*Task prompt*: Filter the entries below, keeping only lines with "title".
━━━━━ Supplied data
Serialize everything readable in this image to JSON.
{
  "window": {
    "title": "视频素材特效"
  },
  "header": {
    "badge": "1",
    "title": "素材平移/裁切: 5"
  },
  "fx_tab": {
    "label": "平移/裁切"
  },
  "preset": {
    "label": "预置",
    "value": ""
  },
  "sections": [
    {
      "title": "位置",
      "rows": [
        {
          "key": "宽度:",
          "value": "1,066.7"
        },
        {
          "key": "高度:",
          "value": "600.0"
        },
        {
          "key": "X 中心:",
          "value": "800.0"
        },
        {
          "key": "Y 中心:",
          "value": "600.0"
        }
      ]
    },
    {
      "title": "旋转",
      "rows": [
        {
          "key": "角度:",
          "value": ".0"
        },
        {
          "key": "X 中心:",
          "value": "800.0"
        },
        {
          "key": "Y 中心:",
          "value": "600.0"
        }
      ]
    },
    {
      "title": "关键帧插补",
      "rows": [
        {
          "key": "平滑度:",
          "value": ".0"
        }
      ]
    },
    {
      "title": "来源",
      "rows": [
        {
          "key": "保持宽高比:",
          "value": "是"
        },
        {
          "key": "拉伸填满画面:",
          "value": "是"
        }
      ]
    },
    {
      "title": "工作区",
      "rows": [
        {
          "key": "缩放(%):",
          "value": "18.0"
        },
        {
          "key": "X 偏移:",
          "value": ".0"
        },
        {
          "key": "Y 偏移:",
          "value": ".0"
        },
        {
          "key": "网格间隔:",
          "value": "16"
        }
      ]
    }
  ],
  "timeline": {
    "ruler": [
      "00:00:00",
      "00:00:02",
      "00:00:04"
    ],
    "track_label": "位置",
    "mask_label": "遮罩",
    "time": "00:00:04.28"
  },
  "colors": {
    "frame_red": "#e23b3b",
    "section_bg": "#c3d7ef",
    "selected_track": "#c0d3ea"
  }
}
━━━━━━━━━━
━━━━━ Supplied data
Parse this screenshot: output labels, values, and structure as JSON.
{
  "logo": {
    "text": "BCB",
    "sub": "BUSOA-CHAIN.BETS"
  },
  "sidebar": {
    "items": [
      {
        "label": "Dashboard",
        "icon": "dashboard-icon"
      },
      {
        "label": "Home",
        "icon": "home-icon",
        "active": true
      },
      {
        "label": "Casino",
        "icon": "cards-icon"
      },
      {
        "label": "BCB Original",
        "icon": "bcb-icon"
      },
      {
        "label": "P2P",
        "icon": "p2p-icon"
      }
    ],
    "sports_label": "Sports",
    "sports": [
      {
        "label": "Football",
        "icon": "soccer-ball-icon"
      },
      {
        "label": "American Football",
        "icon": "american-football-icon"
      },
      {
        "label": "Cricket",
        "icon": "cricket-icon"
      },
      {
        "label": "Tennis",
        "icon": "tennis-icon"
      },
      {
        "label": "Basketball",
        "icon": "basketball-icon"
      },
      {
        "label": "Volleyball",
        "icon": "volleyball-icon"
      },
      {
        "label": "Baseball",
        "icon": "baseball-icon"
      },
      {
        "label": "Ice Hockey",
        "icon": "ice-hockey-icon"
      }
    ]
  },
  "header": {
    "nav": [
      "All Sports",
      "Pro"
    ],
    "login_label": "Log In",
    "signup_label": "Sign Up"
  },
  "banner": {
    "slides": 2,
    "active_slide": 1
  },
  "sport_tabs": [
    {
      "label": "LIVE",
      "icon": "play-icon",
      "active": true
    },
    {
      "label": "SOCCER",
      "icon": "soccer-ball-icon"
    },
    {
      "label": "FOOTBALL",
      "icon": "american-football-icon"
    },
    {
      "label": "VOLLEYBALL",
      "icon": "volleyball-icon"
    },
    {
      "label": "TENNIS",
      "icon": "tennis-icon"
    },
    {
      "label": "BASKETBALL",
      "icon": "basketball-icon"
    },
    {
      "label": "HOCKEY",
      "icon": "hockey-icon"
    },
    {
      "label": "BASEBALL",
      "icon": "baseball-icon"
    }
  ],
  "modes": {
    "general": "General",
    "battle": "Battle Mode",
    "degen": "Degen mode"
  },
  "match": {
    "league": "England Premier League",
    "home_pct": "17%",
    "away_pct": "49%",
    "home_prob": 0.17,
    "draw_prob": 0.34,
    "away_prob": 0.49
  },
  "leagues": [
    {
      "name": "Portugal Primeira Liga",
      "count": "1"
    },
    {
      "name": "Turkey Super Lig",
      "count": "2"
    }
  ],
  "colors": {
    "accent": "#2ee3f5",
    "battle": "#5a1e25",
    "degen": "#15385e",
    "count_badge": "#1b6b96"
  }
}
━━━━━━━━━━
*Exercise response*:
    "title": "视频素材特效"
    "title": "素材平移/裁切: 5"
      "title": "位置",
      "title": "旋转",
      "title": "关键帧插补",
      "title": "来源",
      "title": "工作区",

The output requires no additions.